At a basic level, the bigger a country's GDP the better off everyone is. Also, it is axiomatic that exchange increases the wealth of both parties. So, if I can give away a dollar, who should I give it to? Empirical research has actually answered this.
If my goal is a bigger GDP then, empirically, the correct answer is: a poor person. Next best: the government. Worse: A corporation. Absolute worst choice: a rich person. This last one should only be done if the alternative is burying the dollar.
Why is this true? Because of the empirical reality of what corporations and rich people do with their money. If you give a dollar to a poor person he buys food from a corporation and is better off. The corporation spends the dollar lots of ways, some goes to a rich person. A government similarly spends every dollar, buying roads and doctor training and elderly people's rent, etc. it makes it's way to corporations and rich people as surely as if you gave it to them directly.
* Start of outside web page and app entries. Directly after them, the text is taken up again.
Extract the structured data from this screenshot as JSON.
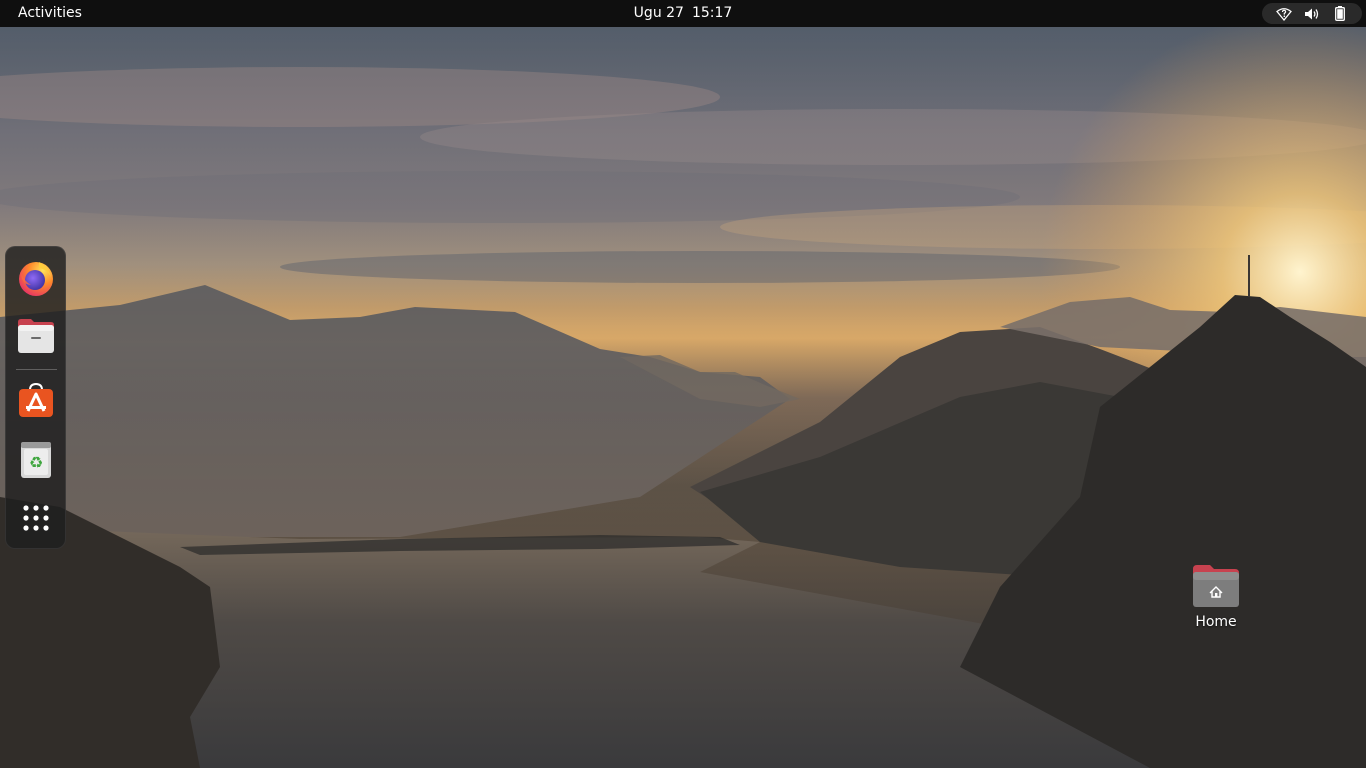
{
  "topbar": {
    "activities_label": "Activities",
    "date": "Ugu 27",
    "time": "15:17",
    "status_icons": [
      "wifi-question-icon",
      "volume-icon",
      "battery-icon"
    ]
  },
  "dock": {
    "items": [
      {
        "name": "Firefox",
        "icon": "firefox-icon"
      },
      {
        "name": "Files",
        "icon": "files-icon"
      },
      {
        "name": "Ubuntu Software",
        "icon": "app-store-icon"
      },
      {
        "name": "Trash",
        "icon": "trash-icon"
      },
      {
        "name": "Show Applications",
        "icon": "app-grid-icon"
      }
    ]
  },
  "desktop": {
    "icons": [
      {
        "label": "Home",
        "icon": "home-folder-icon"
      }
    ]
  },
  "colors": {
    "topbar_bg": "#0f0f0f",
    "accent_orange": "#e95420",
    "folder_red": "#c7424f"
  }
}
So why give it to them directly? You skip value creating exchanges. And, because of stock options and shareholder value and captured boards and the rest, the corporation often gets very little per dollar exchanged with the rich person.
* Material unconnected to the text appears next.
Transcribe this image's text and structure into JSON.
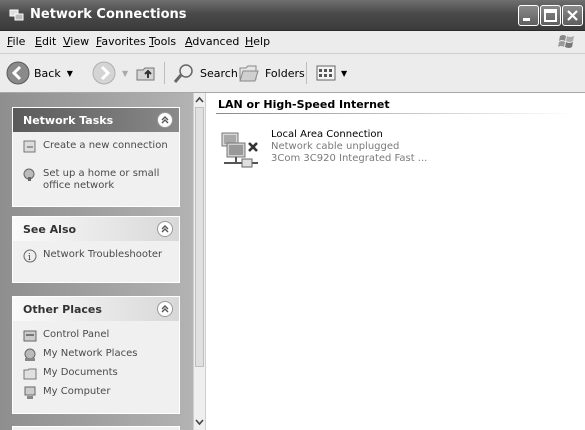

Then the dollar dies. Many rich people just pile it up like Scrooge McDuck. Or it gets "invested" in the burgeoning finance industry where most money never builds anything, it just gets shoved up the ass of another rich person.
Very little is put back into the real economy. Instead, Wall Street is basically a million rich people sticking dollars up each other's asses. Whether in a pile or up an ass: that dollar is at the end of the road. No more exchange, no more increase in GDP.
Update: Check this out:
In 1598 Barthélemy de Laffemas, a French thinker, denounced those who opposed the use of expensive silks. He argued that purchasers of luxury goods created a livelihood for the poor, whereas the miser who saved his money “caused them to die in distress”.